Small Businesses Prefer Mobile Payments to EMV
It’s been nearly a year since the EMV liability shift took place last October, and while it seems more consumers are actively using their chip-embedded payment cards, it appears that the EMV standards are actively backfiring with small businesses. The CAN Capital Small Business Health Index shows that small retailers are turning away from EMV at increasing numbers, and are increasing their acceptance of mobile payments systems for customer payments.
The study revealed that about 34 percent of small businesses (about one in three) are currently accepting mobile payment options like Apple Pay and Android Pay, a huge increase over the April 2015 index, when about 13 percent were actively accepting mobile payments. While an interesting statistic, it is even more telling when juxtaposed against the percentage of small business respondents who said their point of sale systems are actually EMV compatible – just 27 percent. This is despite the huge risk in liability, particularly for small businesses who aren’t EMV compliant. Despite the risks, the Index shows that an overwhelming majority of small businesses – 70 percent – do not plan to invest in any type of new payments technologies in the next 12 months.
CAN Capital CEO Daniel DeMeo told Mobile Payments Today, “It's concerning how many small businesses are leaving themselves open to paying for liabilities and losses from potential credit card fraud. By working with payment processors, small businesses should work out a plan to upgrade their payment systems both to protect themselves and to better serve their customers."
DeMeo considers these developments to be concerning, saying small businesses should work with payment processors to upgrade their systems so that they will be better able to protect themselves and serve their customers. An article in Payment Week states that the rejection of EMV by small businesses could actually have an adverse effect on the industry as a whole, causing the larger retailers who have accepted EMV to wonder why they are even bothering with it.

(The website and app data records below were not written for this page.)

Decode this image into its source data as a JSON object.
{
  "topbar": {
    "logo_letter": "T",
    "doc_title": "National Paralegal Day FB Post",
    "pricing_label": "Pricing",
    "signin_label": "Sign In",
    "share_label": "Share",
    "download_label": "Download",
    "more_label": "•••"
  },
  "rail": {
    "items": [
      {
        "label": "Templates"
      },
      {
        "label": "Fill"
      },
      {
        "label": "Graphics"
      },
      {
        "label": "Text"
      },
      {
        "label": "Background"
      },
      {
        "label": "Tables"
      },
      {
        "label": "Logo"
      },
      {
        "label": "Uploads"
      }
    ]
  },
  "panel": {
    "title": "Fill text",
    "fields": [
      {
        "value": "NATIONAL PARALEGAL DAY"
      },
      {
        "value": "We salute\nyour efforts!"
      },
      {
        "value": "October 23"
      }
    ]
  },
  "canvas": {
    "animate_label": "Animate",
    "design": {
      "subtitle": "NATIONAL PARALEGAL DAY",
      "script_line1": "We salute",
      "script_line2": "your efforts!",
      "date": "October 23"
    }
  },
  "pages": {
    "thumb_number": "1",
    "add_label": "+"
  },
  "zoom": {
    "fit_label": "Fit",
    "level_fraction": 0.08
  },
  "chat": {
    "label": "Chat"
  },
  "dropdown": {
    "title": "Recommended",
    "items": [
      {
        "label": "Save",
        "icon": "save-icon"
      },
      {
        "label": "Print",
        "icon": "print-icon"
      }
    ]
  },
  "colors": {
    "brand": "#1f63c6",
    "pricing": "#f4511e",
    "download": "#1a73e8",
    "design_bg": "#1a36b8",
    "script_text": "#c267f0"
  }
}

Just how liable businesses are if they decide to ditch credit cards altogether in favor of mobile payments is unclear, but it appears to be an unexpected workaround to eliminate EMV liability. The fact that many businesses are willing to risk the liability shift is of great concern to payment processors, and it is one they need to address as quickly as possible. Payment processors need to make the move to EMV easier and cheaper for small businesses, so rather than eschewing the chip cards altogether, they welcome them as part of a customer-driven, convenient payment mix.
Time will tell if mobile payments will become preferred over EMV in the long run. Mobile payments are certainly seeing increased use, but the overall market share is still very small when compared to other forms of payment. And they are more convenient than EMV – mobile payments only require a quick tap on the payment terminal, the speed of which is familiar to customers accustomed to the “swipe and go” method of traditional magstripe cards versus the necessity to leave the EMV card in the payment terminal until the conclusion of the transaction (Mastercard and Visa have developed ways that may speed up EMV transactions, so that they are closer to the quickness of old magstripe cards). However, given the number of smartphone users out there (and with every smartphone having some sort of mobile wallet preinstalled), the potential customer base is huge. Plus, news of PayPal’s implementation of NFC payments within its own app only increases that potential customer base. Payment processors would like to see the majority of customers using EMV payment cards, but whether EMV or mobile payments wins out as a consumer’s preferred method of payment is up to the consumer. Meanwhile, it is wise for merchants to become equipped to accept both mobile and EMV payment methods – after all, it’s about serving the customer.